Smartphone penetration in Nigeria today is arguably the highest in the world. In 2013, over 10 million smart devices worth $1 billion (N167bn) were sold in Nigeria, according to analysts.
Smartphone shipments to the Middle East and Africa (MEA) saw unprecedented y/y growth of 83 percent in 2014, the majority of the growth in the smartphone category was witnessed in countries with larger populations but previously low penetration rates like Nigeria and Kenya. Kenya experienced the second fastest growth of 112 percent in smartphone shipments.
According to IDC, smartphone’s accounted for 41.9 percent of all mobile handset shipments to the region in 2014, up from 27 percent in 2013, with the overall handset market expanding 19.6 percent in volume y/y.
Feature phones have been hit hard by the increased availability of more affordable smartphones, with shipments down 4.5 percent y/y in 2014. Smartphone priced under $100 captured 20 percent share of the MEA smartphone market in 2014, up from just 5 percent in 2013.
“Many new vendors have been eager to get into the region’s burgeoning smartphone space, with a number of them launching phones in this growing price band,” says Nabila Popal, IDC’s research manager for handsets and display solutions in the Middle East and Africa.
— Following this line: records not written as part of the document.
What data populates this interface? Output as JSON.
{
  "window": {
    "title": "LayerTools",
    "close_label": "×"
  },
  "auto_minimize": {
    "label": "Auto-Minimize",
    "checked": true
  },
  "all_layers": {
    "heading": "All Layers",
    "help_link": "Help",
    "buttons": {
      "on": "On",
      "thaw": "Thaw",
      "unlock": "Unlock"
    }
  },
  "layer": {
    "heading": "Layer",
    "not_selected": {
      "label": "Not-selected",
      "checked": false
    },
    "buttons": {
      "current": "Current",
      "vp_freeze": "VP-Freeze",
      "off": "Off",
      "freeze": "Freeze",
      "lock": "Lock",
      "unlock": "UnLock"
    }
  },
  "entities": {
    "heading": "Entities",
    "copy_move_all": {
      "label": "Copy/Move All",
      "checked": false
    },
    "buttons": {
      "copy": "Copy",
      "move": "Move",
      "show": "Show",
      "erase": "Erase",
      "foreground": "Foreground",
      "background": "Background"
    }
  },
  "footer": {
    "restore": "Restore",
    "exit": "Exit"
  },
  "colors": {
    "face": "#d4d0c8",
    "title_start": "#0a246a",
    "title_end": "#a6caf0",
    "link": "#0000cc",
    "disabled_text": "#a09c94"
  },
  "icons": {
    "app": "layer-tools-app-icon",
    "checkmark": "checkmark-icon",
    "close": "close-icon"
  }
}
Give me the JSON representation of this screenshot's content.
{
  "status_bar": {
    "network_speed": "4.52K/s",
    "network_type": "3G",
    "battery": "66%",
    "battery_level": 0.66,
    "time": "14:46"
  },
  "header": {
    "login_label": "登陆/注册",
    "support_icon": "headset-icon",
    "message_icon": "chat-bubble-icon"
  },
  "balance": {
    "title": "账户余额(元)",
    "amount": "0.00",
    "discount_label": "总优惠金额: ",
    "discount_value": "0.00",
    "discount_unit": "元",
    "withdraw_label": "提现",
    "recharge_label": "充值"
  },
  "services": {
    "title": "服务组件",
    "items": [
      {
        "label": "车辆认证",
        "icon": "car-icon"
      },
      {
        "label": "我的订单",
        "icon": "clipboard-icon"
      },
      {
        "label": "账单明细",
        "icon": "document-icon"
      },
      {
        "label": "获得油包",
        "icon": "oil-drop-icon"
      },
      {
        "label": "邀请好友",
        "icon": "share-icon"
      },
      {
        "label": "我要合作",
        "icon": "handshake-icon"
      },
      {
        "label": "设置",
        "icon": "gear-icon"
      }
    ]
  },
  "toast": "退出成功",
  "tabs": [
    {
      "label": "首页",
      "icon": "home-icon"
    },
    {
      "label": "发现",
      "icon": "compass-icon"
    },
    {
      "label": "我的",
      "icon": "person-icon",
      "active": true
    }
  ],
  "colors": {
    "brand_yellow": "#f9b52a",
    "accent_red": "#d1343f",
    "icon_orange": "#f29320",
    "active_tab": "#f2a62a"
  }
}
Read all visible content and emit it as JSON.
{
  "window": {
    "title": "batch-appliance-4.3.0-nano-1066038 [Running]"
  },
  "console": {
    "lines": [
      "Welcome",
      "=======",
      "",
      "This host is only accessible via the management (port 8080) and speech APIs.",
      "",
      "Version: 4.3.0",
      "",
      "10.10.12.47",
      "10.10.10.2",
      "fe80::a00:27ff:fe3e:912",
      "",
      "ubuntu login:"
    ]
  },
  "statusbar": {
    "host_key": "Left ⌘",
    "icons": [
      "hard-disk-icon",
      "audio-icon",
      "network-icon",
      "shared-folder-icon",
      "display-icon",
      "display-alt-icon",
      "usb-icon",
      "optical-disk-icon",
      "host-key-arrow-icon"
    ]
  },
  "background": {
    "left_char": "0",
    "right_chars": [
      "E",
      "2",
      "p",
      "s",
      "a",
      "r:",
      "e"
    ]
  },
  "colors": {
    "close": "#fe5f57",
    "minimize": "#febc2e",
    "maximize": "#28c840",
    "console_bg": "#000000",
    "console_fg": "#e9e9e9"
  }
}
“This strategy of targeting the mid and low end of the market has contributed significantly to the success of vendors like Huawei and Lenovo,” Popal says.
The Nigerian market, Africa’s leading smartphone market, represents a strategic market that has attracted several smartphone manufacturers around the world. The potential for more growth is unbelievably huge and manufacturers are fighting for the heart of the Nigerian smartphone market. The battle for the bottom of the pyramid is real and very exciting here, and we are seeing some awesome low to mid-range smartphone in the market, according to analysts.
The growing popularity of dual-SIM Smartphone’s is also helping shape the market, with shipments of such devices increasing 34 percent y/y in Q4 2014.
“Vendors such as Samsung and HTC launched variants of their flagship S5 and HTC One M8 models with dual-SIM capabilities,” says Isaac T. Ngatia, a senior research analyst at IDC Middle East, Africa, and Turkey.
“Demand for such devices stems from the fact that a growing band of consumers want to enjoy cheap cross-network calls and offers from multiple Telco’s, and therefore retain more than one SIM card for their personal use.”
The overall handset market’s vendor dynamics also changed by the end of 2014. Although Samsung maintained its number-one position in MEA, its smartphone share fell from 51.5 percent in 2013 to 43.8 percent for 2014. Huawei and Apple followed in second and third place with shares of 8.9 percent and 7.8 percent, respectively.
The MEA market witnessed a massive 58 percent increase in the shipment of iOS devices in Q4 2014 compared to Q3 2014. Android shipments increased by only 3.8 percent over the same period, while Blackberry OS continued its declining trend after a temporary increase in Q3 2014.